To that end, Masters has cradled a short-barreled rifle in one ad while declaring that it “wasn’t designed for hunting.” “This,” he said, “is designed to kill people. But if you’re not a bad guy, I support your right to own one. The Second Amendment is not about duck hunting. It’s about protecting your family and your country.”
He has characterized the Democrats who are “running the country” — “Biden, Pelosi, Schumer, Mark Kelly” — as “psychopaths.” He has claimed that “Trump won in 2020,” despite all evidence to the contrary. He has said he wants to slash legal immigration in half because “we do not need hundreds of thousands of people from India and China to come in every year to take coding jobs.”
And Masters has named Lee Kuan Yew — the founder of modern Singapore who used “a soft form of authoritarianism” to create a wealthy nation in a struggling corner of the world — as one of his favorite historical figures, citing him as an example of “what one committed person can do to change things” in a way that is “more conservative than libertarian.”
With Masters, as with Vance, it’s unclear how much of this is principle and how much is posturing — an attempt to earn Trump’s endorsement and corner the MAGA base. (Vance was frequently accused of flip-flopping and opportunism during his primary campaign.) But in their flirtations with authoritarianism, at least, both candidates are embracing elements of right-wing thought that go beyond Trumpism.

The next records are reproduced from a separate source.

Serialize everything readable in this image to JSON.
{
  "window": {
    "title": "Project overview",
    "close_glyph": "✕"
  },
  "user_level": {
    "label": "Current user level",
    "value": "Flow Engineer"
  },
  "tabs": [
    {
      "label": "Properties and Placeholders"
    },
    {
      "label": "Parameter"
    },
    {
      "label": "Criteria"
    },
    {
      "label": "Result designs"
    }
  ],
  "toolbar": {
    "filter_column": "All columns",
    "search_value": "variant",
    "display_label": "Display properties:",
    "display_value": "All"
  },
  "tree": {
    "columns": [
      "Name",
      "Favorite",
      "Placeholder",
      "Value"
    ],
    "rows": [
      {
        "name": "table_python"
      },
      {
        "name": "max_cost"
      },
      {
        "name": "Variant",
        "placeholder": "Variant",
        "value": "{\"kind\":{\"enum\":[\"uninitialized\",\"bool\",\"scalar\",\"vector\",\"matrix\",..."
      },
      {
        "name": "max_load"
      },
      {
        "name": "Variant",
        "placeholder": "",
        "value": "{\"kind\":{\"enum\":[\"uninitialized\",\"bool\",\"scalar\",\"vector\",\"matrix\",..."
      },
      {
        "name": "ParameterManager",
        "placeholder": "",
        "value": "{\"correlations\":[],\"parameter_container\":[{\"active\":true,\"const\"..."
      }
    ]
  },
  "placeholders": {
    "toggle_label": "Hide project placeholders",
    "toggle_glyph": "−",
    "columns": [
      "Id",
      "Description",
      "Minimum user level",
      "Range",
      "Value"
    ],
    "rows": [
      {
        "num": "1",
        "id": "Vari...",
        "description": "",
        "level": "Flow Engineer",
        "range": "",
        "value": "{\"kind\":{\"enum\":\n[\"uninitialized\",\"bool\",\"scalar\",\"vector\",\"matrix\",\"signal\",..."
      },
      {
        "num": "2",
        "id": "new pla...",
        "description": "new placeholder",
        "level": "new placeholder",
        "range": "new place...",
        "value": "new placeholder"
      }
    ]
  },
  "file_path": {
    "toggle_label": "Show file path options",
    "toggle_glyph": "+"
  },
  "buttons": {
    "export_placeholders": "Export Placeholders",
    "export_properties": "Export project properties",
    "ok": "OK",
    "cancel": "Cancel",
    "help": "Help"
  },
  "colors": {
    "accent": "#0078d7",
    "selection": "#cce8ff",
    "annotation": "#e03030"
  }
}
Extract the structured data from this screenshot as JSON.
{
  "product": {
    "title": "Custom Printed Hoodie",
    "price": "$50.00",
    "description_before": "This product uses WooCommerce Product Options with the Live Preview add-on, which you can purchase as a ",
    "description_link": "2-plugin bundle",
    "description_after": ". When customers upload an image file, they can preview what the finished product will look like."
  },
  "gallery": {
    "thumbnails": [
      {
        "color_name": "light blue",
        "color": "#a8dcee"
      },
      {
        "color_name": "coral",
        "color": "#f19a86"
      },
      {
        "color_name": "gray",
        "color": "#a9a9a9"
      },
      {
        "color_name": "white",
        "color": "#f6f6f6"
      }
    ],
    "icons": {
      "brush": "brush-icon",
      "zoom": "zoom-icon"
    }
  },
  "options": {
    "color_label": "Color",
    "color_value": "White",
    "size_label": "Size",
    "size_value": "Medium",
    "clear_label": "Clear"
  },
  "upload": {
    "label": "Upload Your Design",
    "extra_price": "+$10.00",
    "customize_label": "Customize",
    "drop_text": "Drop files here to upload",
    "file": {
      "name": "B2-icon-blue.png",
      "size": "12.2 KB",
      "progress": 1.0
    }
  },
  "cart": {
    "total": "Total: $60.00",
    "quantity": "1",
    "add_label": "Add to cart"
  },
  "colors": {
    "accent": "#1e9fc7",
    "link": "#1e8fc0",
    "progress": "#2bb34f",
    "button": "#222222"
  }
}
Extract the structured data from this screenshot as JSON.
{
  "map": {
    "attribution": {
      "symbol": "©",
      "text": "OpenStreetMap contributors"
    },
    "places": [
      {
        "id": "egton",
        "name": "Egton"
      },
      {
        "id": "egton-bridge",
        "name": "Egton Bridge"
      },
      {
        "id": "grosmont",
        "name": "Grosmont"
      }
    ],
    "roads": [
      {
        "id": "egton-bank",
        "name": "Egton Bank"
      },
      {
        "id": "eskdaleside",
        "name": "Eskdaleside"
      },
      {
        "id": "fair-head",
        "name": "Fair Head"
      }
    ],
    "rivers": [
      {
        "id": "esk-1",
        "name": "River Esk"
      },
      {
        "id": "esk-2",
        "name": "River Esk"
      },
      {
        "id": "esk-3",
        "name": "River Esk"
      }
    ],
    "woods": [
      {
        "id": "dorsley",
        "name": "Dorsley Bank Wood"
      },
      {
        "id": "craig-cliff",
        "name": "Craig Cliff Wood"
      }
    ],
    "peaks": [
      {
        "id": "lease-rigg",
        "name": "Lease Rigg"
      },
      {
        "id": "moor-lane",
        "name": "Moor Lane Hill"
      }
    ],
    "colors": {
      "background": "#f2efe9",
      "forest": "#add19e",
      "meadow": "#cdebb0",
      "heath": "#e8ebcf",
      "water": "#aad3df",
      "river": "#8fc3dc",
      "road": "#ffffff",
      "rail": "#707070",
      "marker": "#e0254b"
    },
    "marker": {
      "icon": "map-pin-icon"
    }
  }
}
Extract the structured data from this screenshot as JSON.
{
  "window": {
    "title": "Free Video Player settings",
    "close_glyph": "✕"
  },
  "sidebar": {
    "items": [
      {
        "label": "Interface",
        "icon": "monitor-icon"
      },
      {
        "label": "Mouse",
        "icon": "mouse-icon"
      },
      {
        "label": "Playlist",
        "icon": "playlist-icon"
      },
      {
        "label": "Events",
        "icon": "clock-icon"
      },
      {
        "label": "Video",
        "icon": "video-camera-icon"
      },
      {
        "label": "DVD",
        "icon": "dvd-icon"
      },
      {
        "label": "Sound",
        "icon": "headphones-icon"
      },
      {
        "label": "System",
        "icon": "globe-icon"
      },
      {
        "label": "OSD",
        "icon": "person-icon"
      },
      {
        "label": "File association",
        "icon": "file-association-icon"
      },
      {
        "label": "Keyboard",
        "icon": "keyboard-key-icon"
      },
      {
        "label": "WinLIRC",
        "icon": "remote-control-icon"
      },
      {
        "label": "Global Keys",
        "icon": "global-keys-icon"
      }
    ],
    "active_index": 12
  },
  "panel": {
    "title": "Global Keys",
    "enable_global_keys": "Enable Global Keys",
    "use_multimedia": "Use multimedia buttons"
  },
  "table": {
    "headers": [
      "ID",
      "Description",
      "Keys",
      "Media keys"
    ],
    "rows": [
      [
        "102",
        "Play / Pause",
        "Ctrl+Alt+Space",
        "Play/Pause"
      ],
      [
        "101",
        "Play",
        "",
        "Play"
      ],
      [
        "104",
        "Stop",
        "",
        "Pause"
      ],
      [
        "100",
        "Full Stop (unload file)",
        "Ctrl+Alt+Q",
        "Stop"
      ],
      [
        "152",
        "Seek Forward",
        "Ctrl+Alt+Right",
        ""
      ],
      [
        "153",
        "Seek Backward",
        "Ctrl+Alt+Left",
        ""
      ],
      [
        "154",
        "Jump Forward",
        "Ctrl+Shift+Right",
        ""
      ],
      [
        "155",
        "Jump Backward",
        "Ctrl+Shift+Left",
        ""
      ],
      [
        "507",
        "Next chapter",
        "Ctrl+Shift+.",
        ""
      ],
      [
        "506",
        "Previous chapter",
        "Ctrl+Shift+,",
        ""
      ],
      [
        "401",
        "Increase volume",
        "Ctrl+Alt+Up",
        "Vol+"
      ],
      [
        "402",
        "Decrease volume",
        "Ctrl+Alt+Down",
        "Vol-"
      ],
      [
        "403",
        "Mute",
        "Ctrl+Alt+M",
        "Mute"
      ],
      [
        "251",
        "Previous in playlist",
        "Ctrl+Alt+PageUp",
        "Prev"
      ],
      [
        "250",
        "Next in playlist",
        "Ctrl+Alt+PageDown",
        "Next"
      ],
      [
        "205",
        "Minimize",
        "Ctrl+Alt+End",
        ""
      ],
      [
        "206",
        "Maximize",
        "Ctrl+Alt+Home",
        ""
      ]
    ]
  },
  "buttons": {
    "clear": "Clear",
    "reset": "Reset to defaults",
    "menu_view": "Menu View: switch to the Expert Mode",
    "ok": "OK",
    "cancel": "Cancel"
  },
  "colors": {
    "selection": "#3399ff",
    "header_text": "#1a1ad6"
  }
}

For this reason and others, Robb — the Arizona Republic columnist and former GOP consultant — thinks Masters is too “odd” to beat Kelly. “His own ads are pretty disturbing from a general election context,” he told Yahoo News.
“To the extent you need to make a pivot after the primary, he’s provided enough footage on his own dime to cause him serious problems.”